David Price to the Boston Red Sox
Credit: Ray Carlin-USA TODAY Sports
The David Price signing was a good thing and a bad thing for the St. Louis Cardinals. On the one hand, it means Price is not in the National League. The Boston Red Sox aren’t even on the St. Louis Cardinals schedule next year.
On the other hand, it created an insane market for starting pitching. Price signed a 7-year, $217 million deal with the Sox. From MLB.com:
"Price’s contract was the largest ever awarded to a pitcher, just edging out the $215 million extension Clayton Kershaw signed with the Dodgers and the $210 million contract Max Scherzer signed with the Nationals. The average annual value of $31 million per season tied the Tigers’ Miguel Cabrera for the largest deal in history, regardless of position. Zack Greinke‘s reported deal with the D-backs on Friday night is likely to eclipse that average annual value."
But it’s not the money that impacts the St. Louis Cardinals. It’s the years.

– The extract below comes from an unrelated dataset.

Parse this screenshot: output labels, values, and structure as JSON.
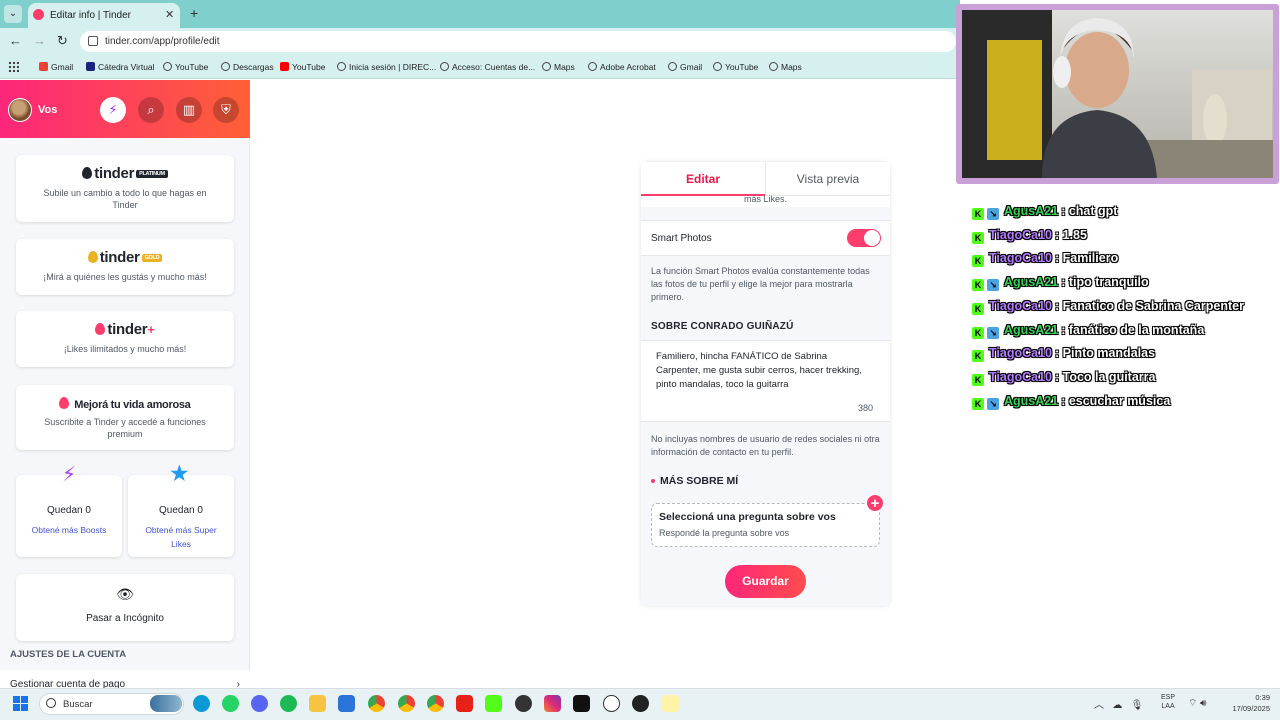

Given the injuries and arm strength dropoff inherent to big league pitchers, the contract length simply isn’t rational. Price, who is already 30, has two, maybe three Price-like years left. For the St. Louis Cardinals and every other team, this deal adds pressure to give a starter like Johnny Cueto and even Mike Leake, who’s piquing interest around the league thanks to his experience relative to his young age, at least five years. Probably more.
On behalf of the St. Louis Cardinals, I say thanks a lot, Dave Dombrowski.
Next: Zack Greinke to the Arizona Diamondbacks